++++ Dataset excerpts
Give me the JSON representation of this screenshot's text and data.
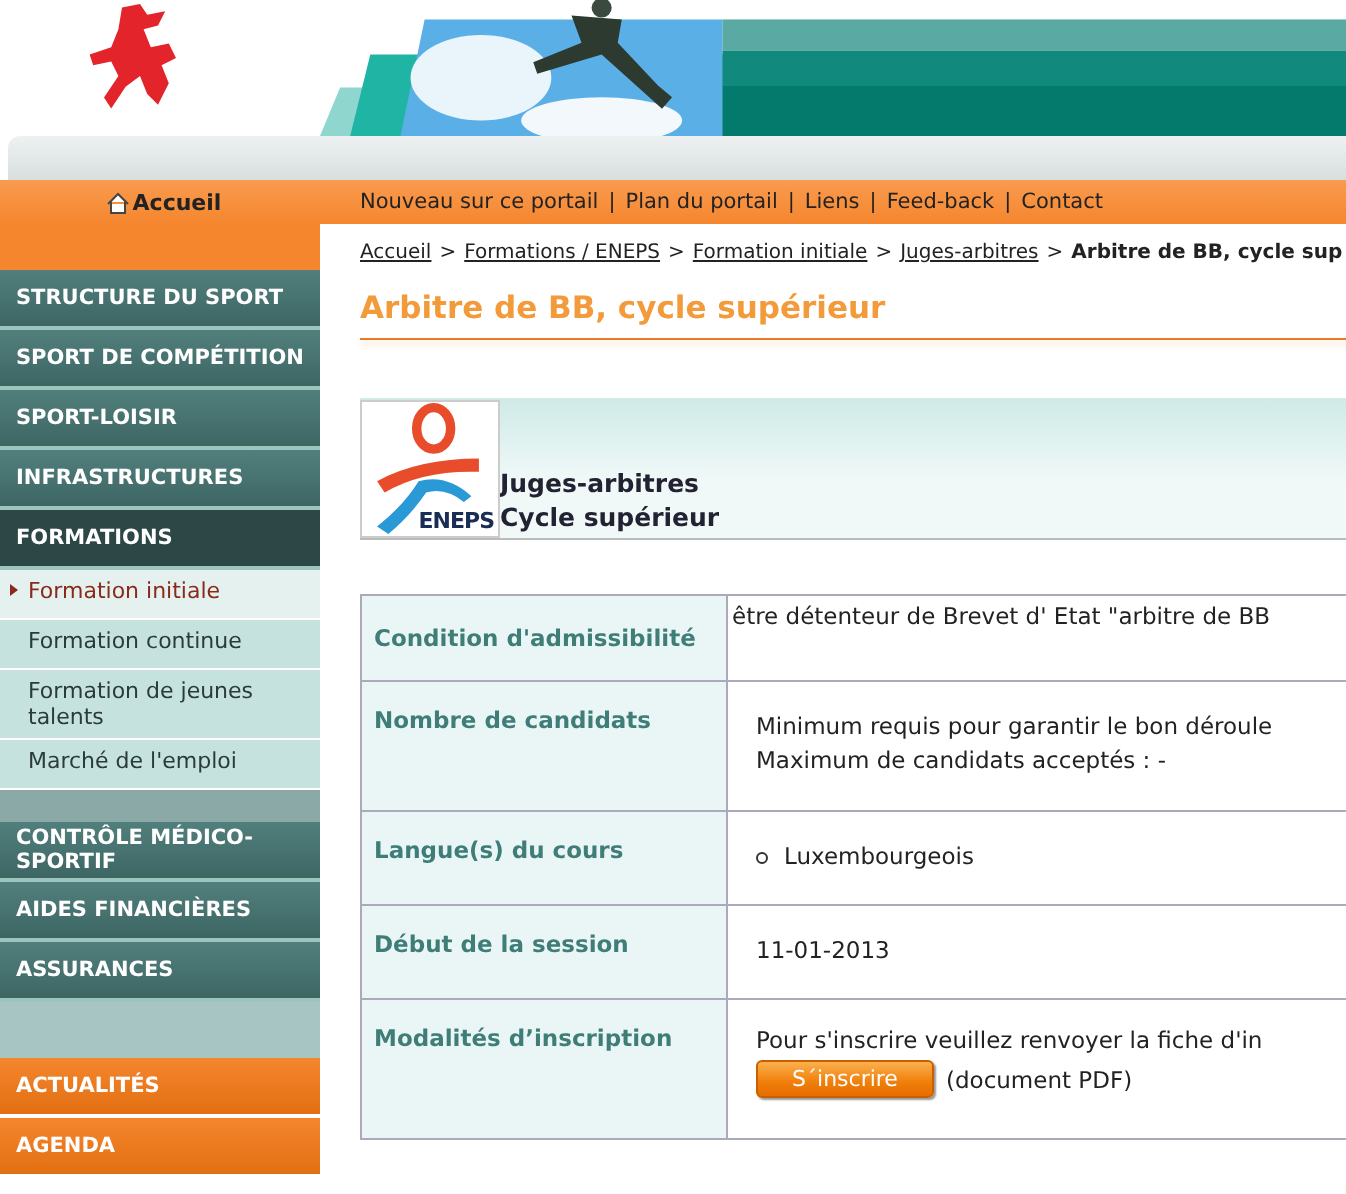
{
  "topnav": {
    "home": "Accueil",
    "links": [
      "Nouveau sur ce portail",
      "Plan du portail",
      "Liens",
      "Feed-back",
      "Contact"
    ],
    "separator": "|"
  },
  "sidebar": {
    "sections": [
      {
        "label": "STRUCTURE DU SPORT",
        "selected": false
      },
      {
        "label": "SPORT DE COMPÉTITION",
        "selected": false
      },
      {
        "label": "SPORT-LOISIR",
        "selected": false
      },
      {
        "label": "INFRASTRUCTURES",
        "selected": false
      },
      {
        "label": "FORMATIONS",
        "selected": true,
        "children": [
          {
            "label": "Formation initiale",
            "selected": true
          },
          {
            "label": "Formation continue",
            "selected": false
          },
          {
            "label": "Formation de jeunes talents",
            "selected": false
          },
          {
            "label": "Marché de l'emploi",
            "selected": false
          }
        ]
      }
    ],
    "sections2": [
      {
        "label": "CONTRÔLE MÉDICO-SPORTIF",
        "selected": false
      },
      {
        "label": "AIDES FINANCIÈRES",
        "selected": false
      },
      {
        "label": "ASSURANCES",
        "selected": false
      }
    ],
    "highlights": [
      "ACTUALITÉS",
      "AGENDA"
    ]
  },
  "breadcrumb": {
    "links": [
      "Accueil",
      "Formations / ENEPS",
      "Formation initiale",
      "Juges-arbitres"
    ],
    "current": "Arbitre de BB, cycle sup",
    "separator": ">"
  },
  "title": "Arbitre de BB, cycle supérieur",
  "course_box": {
    "logo_text": "ENEPS",
    "lines": [
      "Juges-arbitres",
      "Cycle supérieur"
    ]
  },
  "table": {
    "rows": [
      {
        "label": "Condition d'admissibilité",
        "kind": "top",
        "lines": [
          "être détenteur de Brevet d' Etat \"arbitre de BB"
        ]
      },
      {
        "label": "Nombre de candidats",
        "kind": "text",
        "lines": [
          "Minimum requis pour garantir le bon déroule",
          "Maximum de candidats acceptés : -"
        ]
      },
      {
        "label": "Langue(s) du cours",
        "kind": "list",
        "lines": [
          "Luxembourgeois"
        ]
      },
      {
        "label": "Début de la session",
        "kind": "text",
        "lines": [
          "11-01-2013"
        ]
      },
      {
        "label": "Modalités d’inscription",
        "kind": "signup",
        "lines": [
          "Pour s'inscrire veuillez renvoyer la fiche d'in"
        ],
        "button": "S´inscrire",
        "note": "(document PDF)"
      }
    ]
  }
}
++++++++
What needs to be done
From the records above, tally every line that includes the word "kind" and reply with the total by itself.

Your response
5